● **REQUIREMENT**: Check every line below for the string "arrow". Copy the ones that have it.

● **ENTRIES SHOWN**:
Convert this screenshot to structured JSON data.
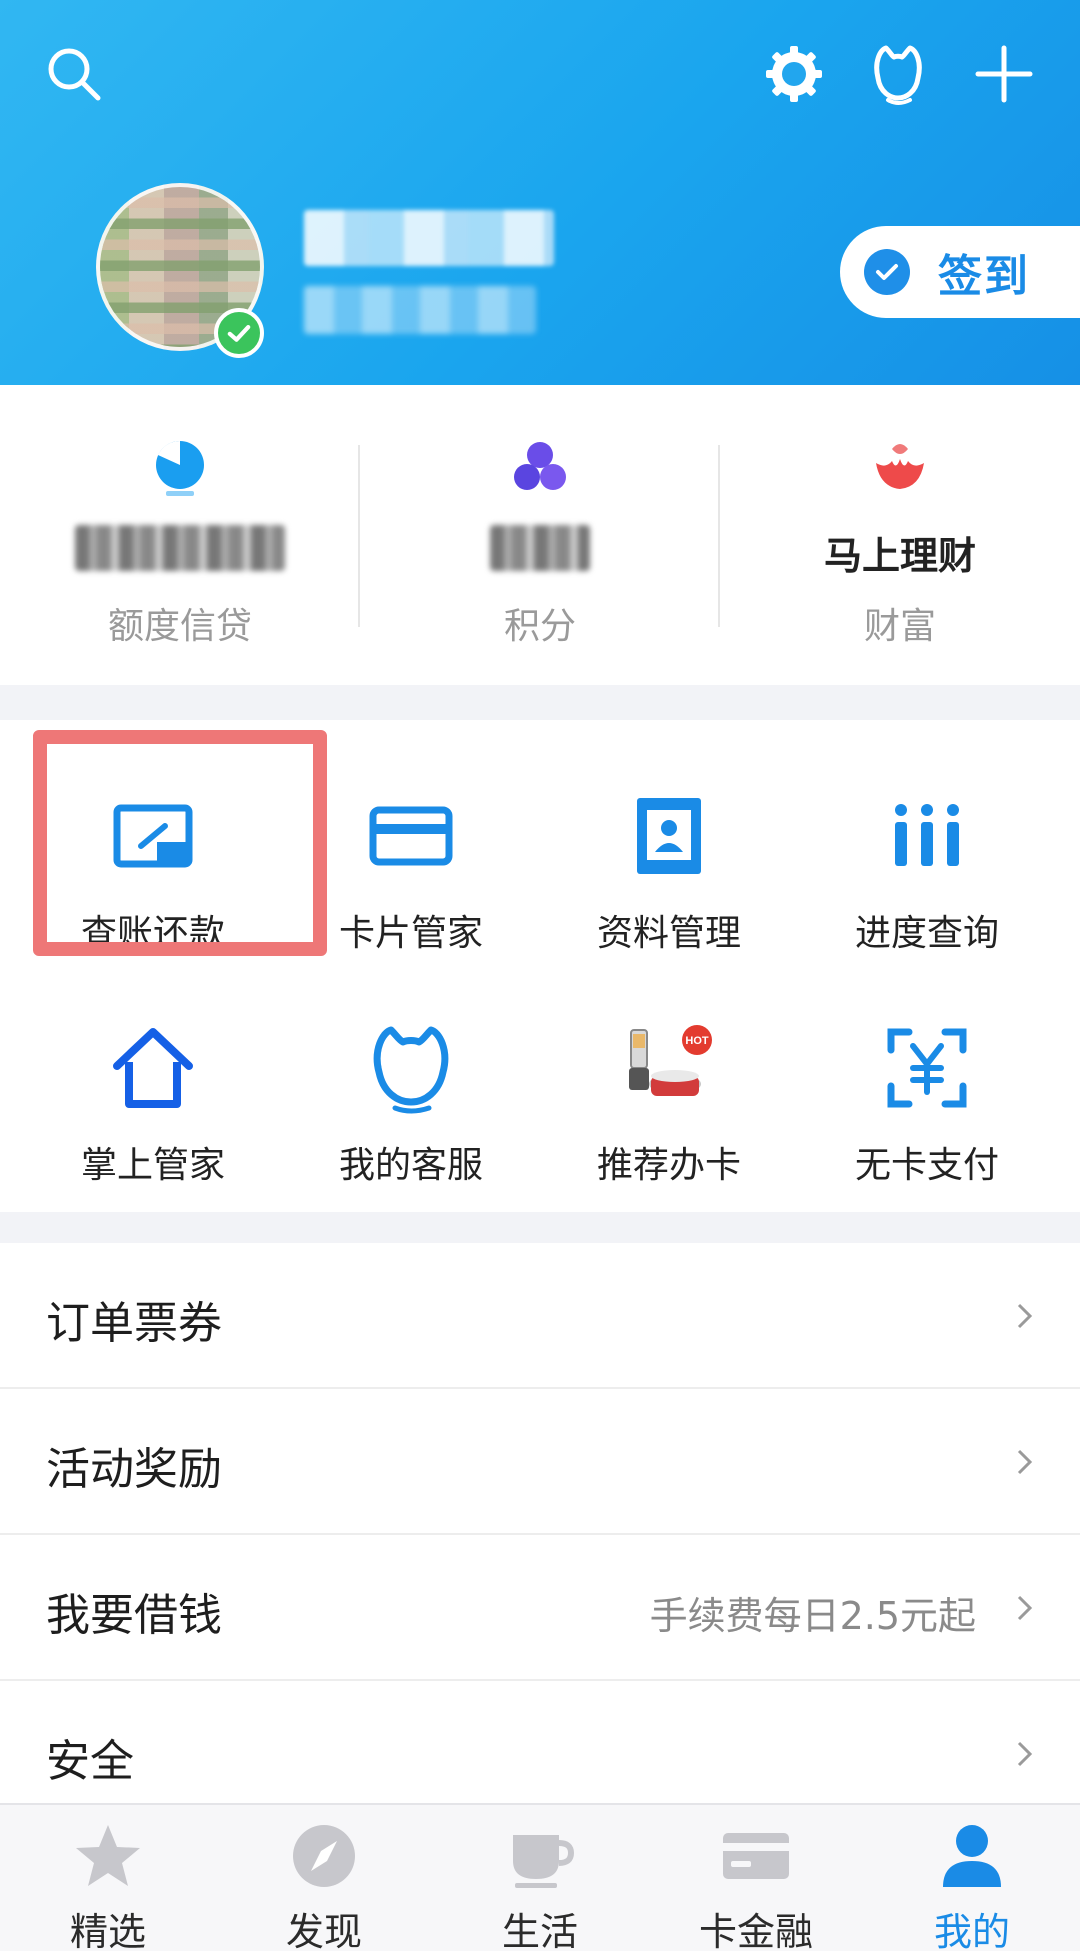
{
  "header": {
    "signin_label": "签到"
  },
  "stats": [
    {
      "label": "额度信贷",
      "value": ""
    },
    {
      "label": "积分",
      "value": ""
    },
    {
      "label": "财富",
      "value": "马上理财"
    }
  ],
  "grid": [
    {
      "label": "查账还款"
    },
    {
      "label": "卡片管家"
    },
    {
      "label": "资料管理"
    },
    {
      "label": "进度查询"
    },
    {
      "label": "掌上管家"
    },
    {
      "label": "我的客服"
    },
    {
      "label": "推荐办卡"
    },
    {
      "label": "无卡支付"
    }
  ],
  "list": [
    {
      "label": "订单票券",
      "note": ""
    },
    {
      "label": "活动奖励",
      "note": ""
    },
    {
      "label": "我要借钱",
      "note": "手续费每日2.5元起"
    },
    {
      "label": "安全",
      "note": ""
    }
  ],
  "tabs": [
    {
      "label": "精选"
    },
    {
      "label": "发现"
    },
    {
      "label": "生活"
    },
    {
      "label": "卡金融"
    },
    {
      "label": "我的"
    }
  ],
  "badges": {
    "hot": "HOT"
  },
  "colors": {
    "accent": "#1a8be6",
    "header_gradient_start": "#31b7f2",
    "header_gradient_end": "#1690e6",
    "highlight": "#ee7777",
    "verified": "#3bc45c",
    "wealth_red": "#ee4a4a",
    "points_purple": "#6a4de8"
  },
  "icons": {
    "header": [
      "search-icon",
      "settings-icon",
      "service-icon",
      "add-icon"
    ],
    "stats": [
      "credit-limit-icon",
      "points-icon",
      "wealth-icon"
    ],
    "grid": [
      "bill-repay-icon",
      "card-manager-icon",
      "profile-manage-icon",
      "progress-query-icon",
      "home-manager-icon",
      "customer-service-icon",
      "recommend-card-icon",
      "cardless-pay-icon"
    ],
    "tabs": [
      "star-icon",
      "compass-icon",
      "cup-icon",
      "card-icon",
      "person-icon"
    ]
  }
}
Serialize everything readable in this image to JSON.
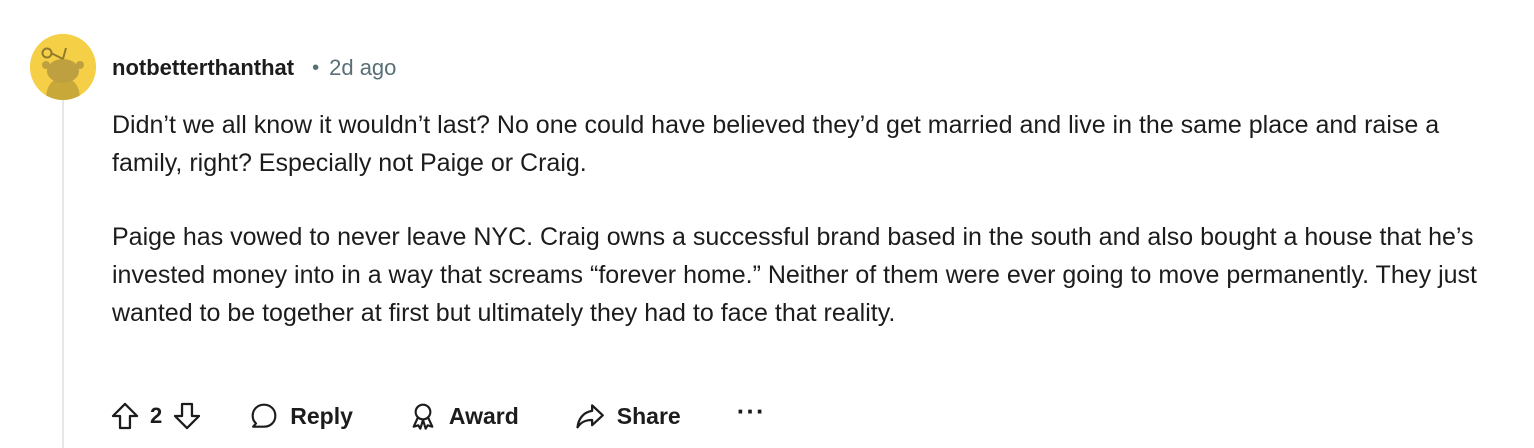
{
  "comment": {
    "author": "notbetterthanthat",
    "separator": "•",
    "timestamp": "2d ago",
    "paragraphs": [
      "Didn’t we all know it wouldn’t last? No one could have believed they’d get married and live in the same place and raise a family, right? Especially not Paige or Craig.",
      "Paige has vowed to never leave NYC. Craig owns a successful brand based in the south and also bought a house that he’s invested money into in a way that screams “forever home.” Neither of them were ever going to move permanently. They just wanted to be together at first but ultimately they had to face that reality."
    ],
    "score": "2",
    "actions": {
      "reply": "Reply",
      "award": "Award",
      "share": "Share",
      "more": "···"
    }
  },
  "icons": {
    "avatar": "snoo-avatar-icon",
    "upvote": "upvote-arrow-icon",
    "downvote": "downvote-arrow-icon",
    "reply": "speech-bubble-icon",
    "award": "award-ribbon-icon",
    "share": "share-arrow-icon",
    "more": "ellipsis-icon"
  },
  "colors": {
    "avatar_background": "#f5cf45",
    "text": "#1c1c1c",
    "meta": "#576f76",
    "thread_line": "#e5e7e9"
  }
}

● **EXERCISE RESULT**:
    "upvote": "upvote-arrow-icon",
    "downvote": "downvote-arrow-icon",
    "share": "share-arrow-icon",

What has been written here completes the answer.